Scott Rolen (#RolenHOF)

.286 average, 173 doubles, 111 homers, 453 RBIs

In his five-plus seasons (2002-07) with the Cardinals, Scott Rolen dominated the hot corner, winning Gold Gloves in 2003, 2004 and 2006, and the Silver Slugger award in 2002. He was named to the National League All-Star team in 2003, 2004, 2005 and 2006, and named to the All-Busch Stadium team as the third baseman by vote of fans. Rolen hit a career-high 49 doubles in 2003 and had 48 doubles during the team’s 2006 world championship season. He hit more than 20 homers three times with St. Louis (2003, ’04, ’06) and had more than 90 RBIs each of those same three seasons. In 2004, Rolen batted .314, which ranked second among National League third basemen and was second on the team, a year in which the club had four players with an average above .300. Following the 2004 season, Rolen finished fourth in National League MVP voting. Rolen was a big contributor during the postseason with St. Louis. He batted .310 (9-29) during the National League Championship Series vs. Houston in 2004, including his two-run home run off Roger Clemens in the sixth inning of Game 7 that plated the pennant-clinching run. In 2006, Rolen helped the club to its 10th world championship, closing out the postseason with a 10-game hitting streak (.351, 13-37) that began in Game 3 of the NLCS vs. the New York Mets.

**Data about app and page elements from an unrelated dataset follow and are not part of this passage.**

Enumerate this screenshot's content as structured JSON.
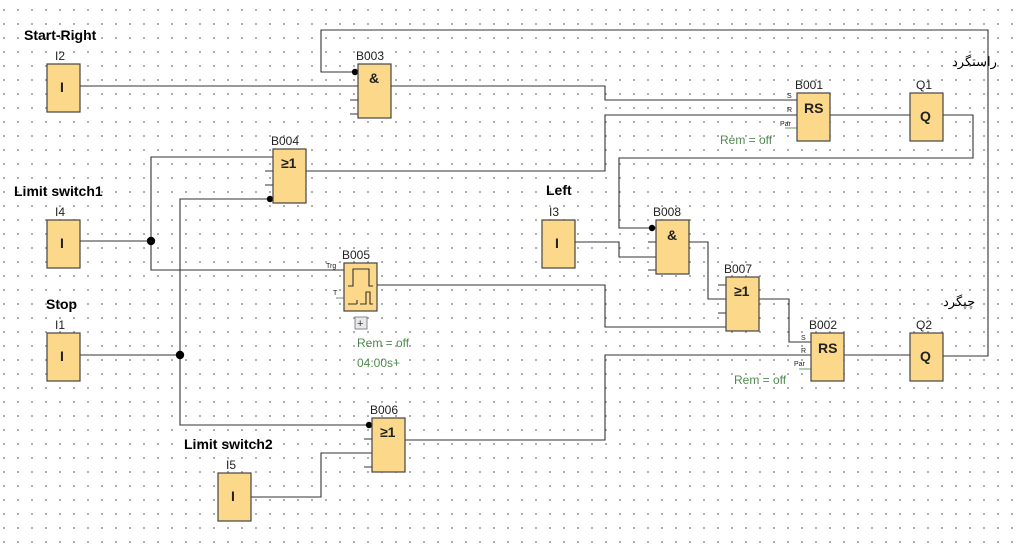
{
  "inputs": {
    "i2": {
      "name": "Start-Right",
      "id": "I2",
      "symbol": "I"
    },
    "i4": {
      "name": "Limit switch1",
      "id": "I4",
      "symbol": "I"
    },
    "i1": {
      "name": "Stop",
      "id": "I1",
      "symbol": "I"
    },
    "i5": {
      "name": "Limit switch2",
      "id": "I5",
      "symbol": "I"
    },
    "i3": {
      "name": "Left",
      "id": "I3",
      "symbol": "I"
    }
  },
  "blocks": {
    "b003": {
      "id": "B003",
      "symbol": "&"
    },
    "b004": {
      "id": "B004",
      "symbol": "≥1"
    },
    "b005": {
      "id": "B005",
      "pin_trg": "Trg",
      "pin_t": "T",
      "rem": "Rem = off",
      "time": "04:00s+",
      "expand": "+"
    },
    "b006": {
      "id": "B006",
      "symbol": "≥1"
    },
    "b008": {
      "id": "B008",
      "symbol": "&"
    },
    "b007": {
      "id": "B007",
      "symbol": "≥1"
    },
    "b001": {
      "id": "B001",
      "symbol": "RS",
      "pin_s": "S",
      "pin_r": "R",
      "pin_par": "Par",
      "rem": "Rem = off"
    },
    "b002": {
      "id": "B002",
      "symbol": "RS",
      "pin_s": "S",
      "pin_r": "R",
      "pin_par": "Par",
      "rem": "Rem = off"
    }
  },
  "outputs": {
    "q1": {
      "name": "راستگرد",
      "id": "Q1",
      "symbol": "Q"
    },
    "q2": {
      "name": "چپگرد",
      "id": "Q2",
      "symbol": "Q"
    }
  },
  "colors": {
    "block_fill": "#fcd98a",
    "param_text": "#4e8a4e"
  }
}
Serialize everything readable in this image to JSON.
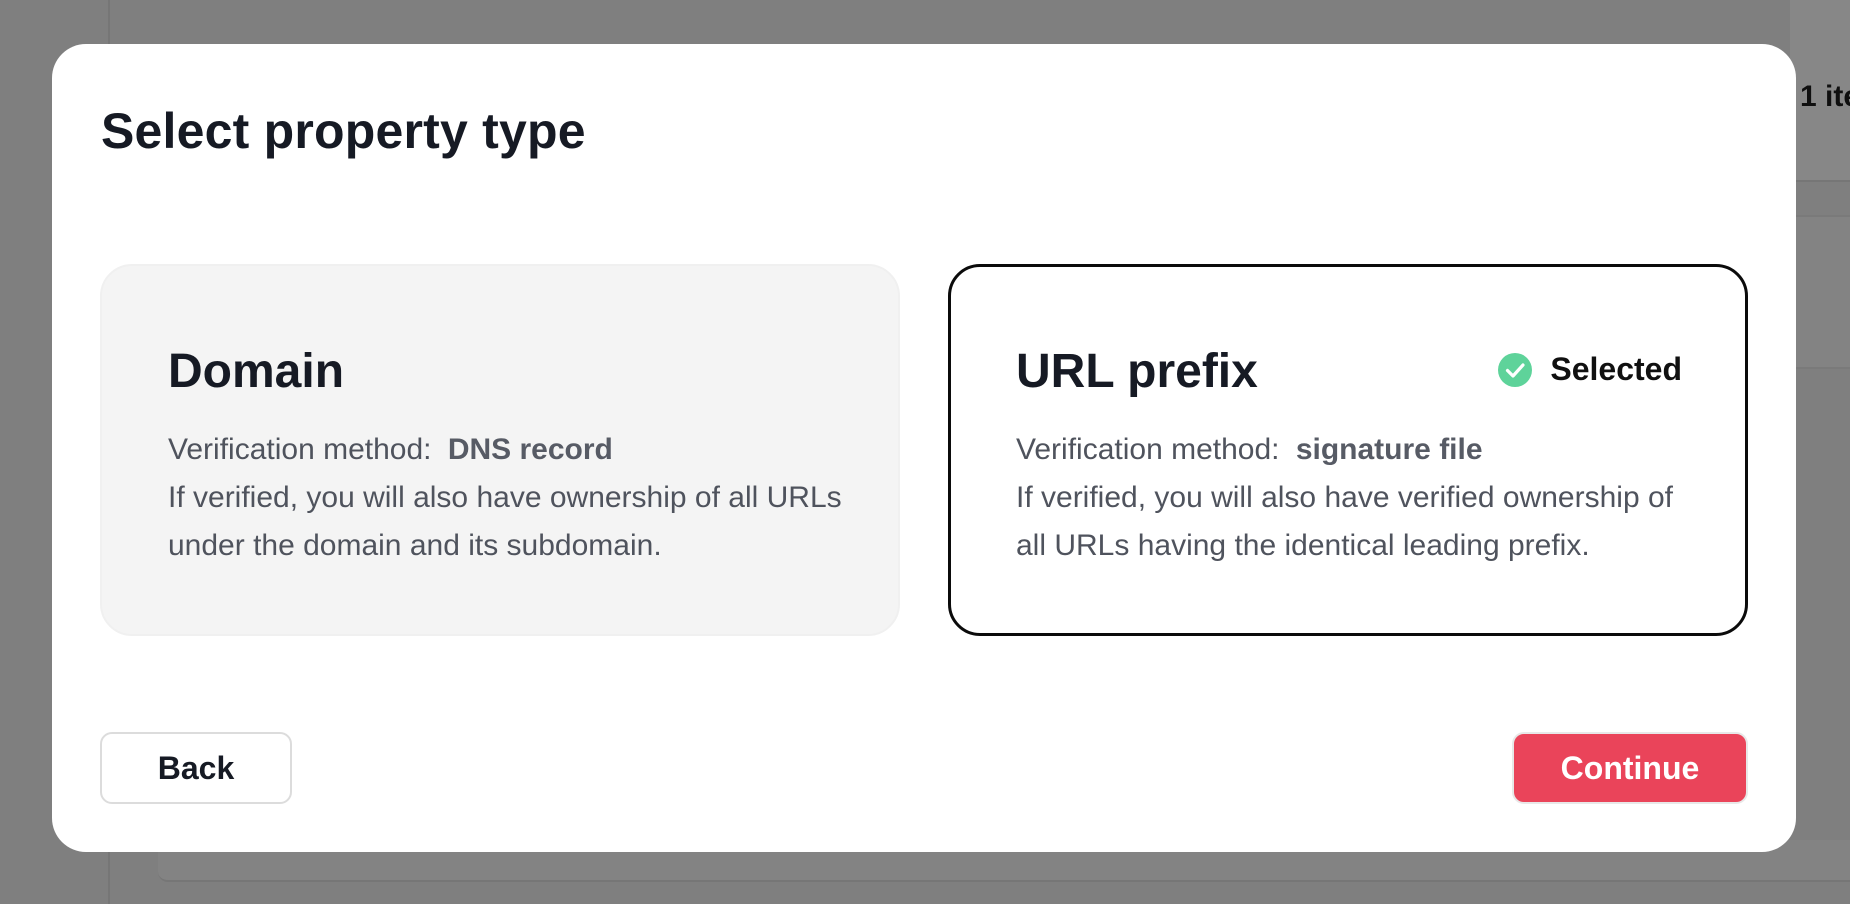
{
  "background": {
    "item_count_text": "1 ite"
  },
  "modal": {
    "title": "Select property type",
    "options": [
      {
        "title": "Domain",
        "method_label": "Verification method:",
        "method_value": "DNS record",
        "description": "If verified, you will also have ownership of all URLs under the domain and its subdomain.",
        "selected": false
      },
      {
        "title": "URL prefix",
        "method_label": "Verification method:",
        "method_value": "signature file",
        "description": "If verified, you will also have verified ownership of all URLs having the identical leading prefix.",
        "selected": true,
        "selected_label": "Selected",
        "selected_icon": "check-circle-icon"
      }
    ],
    "back_label": "Back",
    "continue_label": "Continue"
  },
  "colors": {
    "accent": "#ea445a",
    "check": "#5ed39a",
    "overlay": "#7f7f7f"
  }
}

Joe Torre (#TorreHOF)

1971 NL MVP, .308 average, 161 doubles, 98 homers, 558 RBIs

Joe Torre played six seasons with the Cardinals at catcher, first base and third base from 1969-74. He was a four-time All-Star while playing for St. Louis, being named to the team in 1970, 1971, 1972 and 1973. Torre was named the National League MVP in 1971 after leading the league with a .363 batting average, 137 RBIs and 230 hits. That hits total was the most since Stan Musial had 230 in 1948 and still ranks as the fourth-highest single-season total in franchise history. He posted a career batting average with the Cardinals of .308, ranking ninth in Cardinals history. Torre had over 100 RBIs three times in his St. Louis tenure and never had fewer than 149 hits or a batting average below .282.

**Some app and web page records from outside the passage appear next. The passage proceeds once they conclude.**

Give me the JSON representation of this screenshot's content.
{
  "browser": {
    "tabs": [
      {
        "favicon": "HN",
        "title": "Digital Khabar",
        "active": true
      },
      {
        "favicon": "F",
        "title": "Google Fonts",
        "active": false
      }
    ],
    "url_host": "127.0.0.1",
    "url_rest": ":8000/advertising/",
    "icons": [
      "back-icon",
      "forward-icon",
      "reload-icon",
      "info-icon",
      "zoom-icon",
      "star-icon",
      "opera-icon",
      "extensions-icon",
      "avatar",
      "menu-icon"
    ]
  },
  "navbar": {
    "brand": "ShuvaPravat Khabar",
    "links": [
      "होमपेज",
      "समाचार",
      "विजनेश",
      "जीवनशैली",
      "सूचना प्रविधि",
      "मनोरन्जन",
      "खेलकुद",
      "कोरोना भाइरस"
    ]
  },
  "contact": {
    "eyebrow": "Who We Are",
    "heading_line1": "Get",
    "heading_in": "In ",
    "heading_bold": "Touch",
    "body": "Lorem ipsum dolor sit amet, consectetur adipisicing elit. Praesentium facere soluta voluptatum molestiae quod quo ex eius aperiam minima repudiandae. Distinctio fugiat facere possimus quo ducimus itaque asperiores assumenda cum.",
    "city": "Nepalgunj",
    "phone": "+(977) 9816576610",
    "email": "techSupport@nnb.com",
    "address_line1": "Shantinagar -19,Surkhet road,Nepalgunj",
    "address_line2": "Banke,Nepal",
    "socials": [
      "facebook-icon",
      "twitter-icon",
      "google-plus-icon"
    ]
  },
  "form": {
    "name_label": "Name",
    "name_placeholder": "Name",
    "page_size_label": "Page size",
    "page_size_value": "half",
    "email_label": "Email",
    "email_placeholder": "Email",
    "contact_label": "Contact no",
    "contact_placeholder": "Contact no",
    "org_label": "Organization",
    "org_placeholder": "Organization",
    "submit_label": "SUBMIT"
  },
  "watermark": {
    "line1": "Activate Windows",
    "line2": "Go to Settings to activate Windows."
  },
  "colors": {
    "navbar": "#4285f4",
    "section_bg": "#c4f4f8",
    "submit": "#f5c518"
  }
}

The 2016 Cardinals Hall of Fame "Red Ribbon" Selection Panel

Tom Ackerman, Frank Cusumano, Derrick Goold, Rick Hummel, Randy Karraker, Whitey Herzog, Martin Kilcoyne, Jenifer Langosch, Tony La Russa, Bernie Miklasz, Joe Ostermeier, Rob Rains, Red Schoendienst and Brian Walton.